Let's be clear - by accidental I do not mean effortless. I didn't breeze in the doors of publication dreamland. I've worked hard to get where I am (wherever that may be), and to be as good a writer as I am at the moment (to whatever degree that may be). I can't think of a job I have held where I've worked as hard as I do being a writer.

But still, I never intended to be an author. I've always written - a hobby I acquired in my early teens. But being a writer? Isn't the job title preceded with the word "starving"? Happily, I was published quickly (relatively speaking), and found I was well received in certain writing circles. But those successes have led to challenges. Changes. More hard work.

I found that success in publication can often throw an author onto a treadmill of producing a book a year. This is a comfortable pace for some writers, even a bit slow for others who are able to toss off a couple of books a year. I'm not one of these writers. I'm not entirely sure why, though as I've examined the possibilities over the years, I keep coming to the conclusion that I may be in the back of the class when it comes to zippy-fast writing. I've found, no matter how hard I try to let the words fly, I cannot. My words don't fly. They drip. They dribble. They wane, surge, retreat.

Can I write a book a year? Should I try? Why wouldn't I?
It's a challenge I've been pondering.
A friend of mine has asked me to consider signing up for the challenge - 10 years, 10 novels.
I'm weighing it against the reality of who I am, how I write, and my need to write dense novels.
Another friend of mine, upon reading a short excerpt from my work-in-progress asked, "How do you pack so much into few words?"
And my answer is, "Slowly."
I can't compromise quality for speed. I mean, I CAN, I'm capable (I think?), but I can't do it.
I haven't stepped off the treadmill entirely - there have been many changes in the past year that I hope to be able to share with you soon. When the time is right.
The New Year is coming, and I'm thinking about what in my life I should resolve. And one of those things is my resolve to commit to the art of fiction writing.
Art for art's sake.
And all the rest?
That takes faith.

I bid you good writing.


Jan Cline said...

For me, writing a book a year would depend on what other things I am willing to give up to make that happen. Sometimes life happens and the book doesnt! Lots to think about - good post.

Steve G said...

It is amazing that one can be an accidental tourist for years! I think it is cool that one can be going along one's way in life and get totally sidetracked. I do it in much shorter time frames but... squirrel!

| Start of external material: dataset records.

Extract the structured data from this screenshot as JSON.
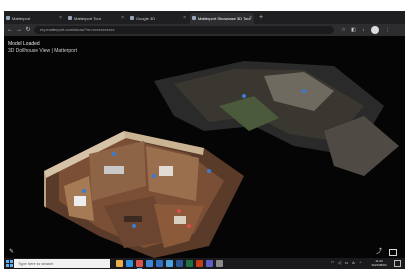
{
  "browser": {
    "tabs": [
      {
        "label": "Matterport",
        "active": false
      },
      {
        "label": "Matterport Tour",
        "active": false
      },
      {
        "label": "Google 3D",
        "active": false
      },
      {
        "label": "Matterport Showcase 3D Tour",
        "active": true
      }
    ],
    "url": "my.matterport.com/show/?m=xxxxxxxxxxx",
    "new_tab_symbol": "+"
  },
  "viewer": {
    "title": "Model Loaded",
    "subtitle": "3D Dollhouse View | Matterport"
  },
  "taskbar": {
    "search_placeholder": "Type here to search",
    "time": "11:43",
    "date": "2021/05/04",
    "apps": [
      {
        "name": "file-explorer-icon",
        "color": "#e8b04a"
      },
      {
        "name": "edge-browser-icon",
        "color": "#2f8fe0"
      },
      {
        "name": "chrome-icon",
        "color": "#d9534f",
        "active": true
      },
      {
        "name": "store-icon",
        "color": "#3e86d6"
      },
      {
        "name": "mail-icon",
        "color": "#2f6fbf"
      },
      {
        "name": "photos-icon",
        "color": "#4aa3e0"
      },
      {
        "name": "word-icon",
        "color": "#2b5797"
      },
      {
        "name": "excel-icon",
        "color": "#1e7145"
      },
      {
        "name": "powerpoint-icon",
        "color": "#c43e1c"
      },
      {
        "name": "teams-icon",
        "color": "#5b5fc7"
      },
      {
        "name": "settings-icon",
        "color": "#8a8a8a"
      }
    ]
  },
  "colors": {
    "floor": "#8a5a3a",
    "wall": "#d6c2a6",
    "accent_marker": "#3a7bd5"
  }
}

I love this post. I think it also indicates you are moving from the accidental tourist into the "I love this place so I think I will move here and settle down".

Nikole Hahn said...

I'd say write one every two years. This way your words can dribble and drip and the stress doesn't coexist with your dribble and dripping.